Further research demonstrates that while richer forms of communication (that is, face-to-face) are important for initial contact, leading to greater ratings of responsiveness, closeness and liking, follow-up interactions using video tools can balance such ratings regardless of the original form of communication.

Video conversations can therefore be as effective as face-to-face once a relationship has been established, but there is a need for regular communication, particularly when interacting with new clients.

Providing support as well as advice

In any relationship, the ability to accurately empathise and provide compassionate support is essential.

Those who do so in online communities are found to be more trustworthy; presenting their personality through the information and stories they share leads to greater trust.

Emotional aspects of trust are important for the planner-client relationship and clients are more likely to take advice from those they like and who are empathetic, rather than mere experts in the field.

Trust based on these emotional factors can be more significant than a financial planner’s credentials and charges.

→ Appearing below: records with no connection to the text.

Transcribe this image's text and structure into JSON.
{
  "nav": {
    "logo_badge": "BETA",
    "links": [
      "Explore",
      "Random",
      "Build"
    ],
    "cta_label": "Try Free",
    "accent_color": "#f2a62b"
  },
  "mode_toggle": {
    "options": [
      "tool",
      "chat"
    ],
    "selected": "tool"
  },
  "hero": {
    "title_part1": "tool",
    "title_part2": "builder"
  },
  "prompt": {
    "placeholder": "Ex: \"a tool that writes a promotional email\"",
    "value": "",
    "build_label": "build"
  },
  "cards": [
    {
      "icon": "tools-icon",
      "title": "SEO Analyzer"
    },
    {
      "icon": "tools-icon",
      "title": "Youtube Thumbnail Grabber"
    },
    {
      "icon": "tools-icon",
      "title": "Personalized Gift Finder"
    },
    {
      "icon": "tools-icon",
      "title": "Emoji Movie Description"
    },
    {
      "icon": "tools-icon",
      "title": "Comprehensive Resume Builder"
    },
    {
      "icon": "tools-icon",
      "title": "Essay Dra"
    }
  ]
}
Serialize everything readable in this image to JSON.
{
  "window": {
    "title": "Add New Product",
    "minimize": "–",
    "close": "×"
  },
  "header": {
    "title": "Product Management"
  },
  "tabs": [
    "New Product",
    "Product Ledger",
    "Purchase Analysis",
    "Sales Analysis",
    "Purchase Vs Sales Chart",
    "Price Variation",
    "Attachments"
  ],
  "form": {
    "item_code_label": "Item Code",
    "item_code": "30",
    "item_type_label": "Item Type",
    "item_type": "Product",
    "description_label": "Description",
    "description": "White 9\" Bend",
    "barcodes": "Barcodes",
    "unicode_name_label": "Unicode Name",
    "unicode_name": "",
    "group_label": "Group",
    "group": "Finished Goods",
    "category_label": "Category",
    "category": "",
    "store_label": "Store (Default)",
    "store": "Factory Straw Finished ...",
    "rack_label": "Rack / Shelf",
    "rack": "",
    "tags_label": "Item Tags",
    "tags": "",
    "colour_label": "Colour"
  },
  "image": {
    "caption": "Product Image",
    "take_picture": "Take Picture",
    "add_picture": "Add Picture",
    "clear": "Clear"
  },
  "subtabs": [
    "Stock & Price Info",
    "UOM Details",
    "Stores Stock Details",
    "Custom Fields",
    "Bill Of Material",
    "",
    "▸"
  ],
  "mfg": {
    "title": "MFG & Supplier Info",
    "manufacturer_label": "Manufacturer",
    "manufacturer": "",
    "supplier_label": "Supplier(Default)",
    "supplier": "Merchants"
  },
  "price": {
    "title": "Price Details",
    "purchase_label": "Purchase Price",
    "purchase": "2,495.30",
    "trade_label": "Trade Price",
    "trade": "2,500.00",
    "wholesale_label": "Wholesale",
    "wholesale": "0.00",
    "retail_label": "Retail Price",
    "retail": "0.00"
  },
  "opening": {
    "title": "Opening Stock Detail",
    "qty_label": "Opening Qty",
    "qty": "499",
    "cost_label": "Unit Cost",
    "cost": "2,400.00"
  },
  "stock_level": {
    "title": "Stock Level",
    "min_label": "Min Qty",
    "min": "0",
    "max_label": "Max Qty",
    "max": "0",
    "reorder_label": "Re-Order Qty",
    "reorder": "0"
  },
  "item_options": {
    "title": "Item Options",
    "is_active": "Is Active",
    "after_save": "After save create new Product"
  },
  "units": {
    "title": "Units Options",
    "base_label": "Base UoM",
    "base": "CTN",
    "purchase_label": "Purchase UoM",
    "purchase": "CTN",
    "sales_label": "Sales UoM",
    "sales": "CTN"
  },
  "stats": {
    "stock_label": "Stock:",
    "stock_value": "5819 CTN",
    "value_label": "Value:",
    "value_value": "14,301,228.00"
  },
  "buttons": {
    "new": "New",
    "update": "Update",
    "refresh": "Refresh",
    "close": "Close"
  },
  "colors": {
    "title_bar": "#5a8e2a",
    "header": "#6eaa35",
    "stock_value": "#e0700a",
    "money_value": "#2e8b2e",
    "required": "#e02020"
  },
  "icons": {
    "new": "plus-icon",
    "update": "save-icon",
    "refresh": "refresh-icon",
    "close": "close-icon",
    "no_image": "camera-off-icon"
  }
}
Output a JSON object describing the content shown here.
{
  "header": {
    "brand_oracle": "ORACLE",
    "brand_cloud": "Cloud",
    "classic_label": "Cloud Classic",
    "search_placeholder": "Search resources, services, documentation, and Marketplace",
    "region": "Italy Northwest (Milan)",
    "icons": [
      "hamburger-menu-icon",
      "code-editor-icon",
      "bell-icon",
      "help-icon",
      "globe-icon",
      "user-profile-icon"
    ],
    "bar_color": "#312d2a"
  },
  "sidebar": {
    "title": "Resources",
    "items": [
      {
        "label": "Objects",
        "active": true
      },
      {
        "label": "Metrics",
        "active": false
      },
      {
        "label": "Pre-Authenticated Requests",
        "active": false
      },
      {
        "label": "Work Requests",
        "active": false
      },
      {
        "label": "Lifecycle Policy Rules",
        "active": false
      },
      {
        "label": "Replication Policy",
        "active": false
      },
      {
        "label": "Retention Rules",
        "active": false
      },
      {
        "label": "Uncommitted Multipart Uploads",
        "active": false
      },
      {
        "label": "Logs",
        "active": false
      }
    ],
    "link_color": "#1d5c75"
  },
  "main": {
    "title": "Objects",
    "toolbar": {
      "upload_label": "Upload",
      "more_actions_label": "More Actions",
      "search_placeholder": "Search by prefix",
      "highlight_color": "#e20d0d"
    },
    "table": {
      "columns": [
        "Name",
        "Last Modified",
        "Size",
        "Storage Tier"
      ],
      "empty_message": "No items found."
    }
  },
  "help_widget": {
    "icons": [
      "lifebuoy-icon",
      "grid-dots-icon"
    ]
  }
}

Financial planners are unable to maintain relationships in many of the ways that they have done in the past as there are currently no opportunities to meet with clients.

There are approaches that planners can use to build personal relationships and a sense of trust with their clients, particularly those of older age.

Arranging regular calls to enquire about their clients’ health (physical and mental) in isolation is a really important step that a planner can take. Discussing both financial and non-financial matters is essential during these times and will be beneficial to a client’s overall wellbeing, both mentally and financially.

In any relationship, the ability to accurately empathise and provide compassionate support is essential.

Issues with trust and compatibility were leading factors affecting decisions to seek professional financial advice even before the onset of Covid-19.

It is therefore now more imperative than ever that financial planners present and maintain a positive and authentic online presence and be just as accessible as they were before the lockdown period.

After having conversations with a number of financial planners, it is clear that they are seeking to get to know their clients personally in order to understand their financial needs, desires and overall well-being.

It is important that all investors are still able to experience this care and attention in the new era of virtual communication.

Louis Williams is head of psychology and behavioural insights at Dynamic Planner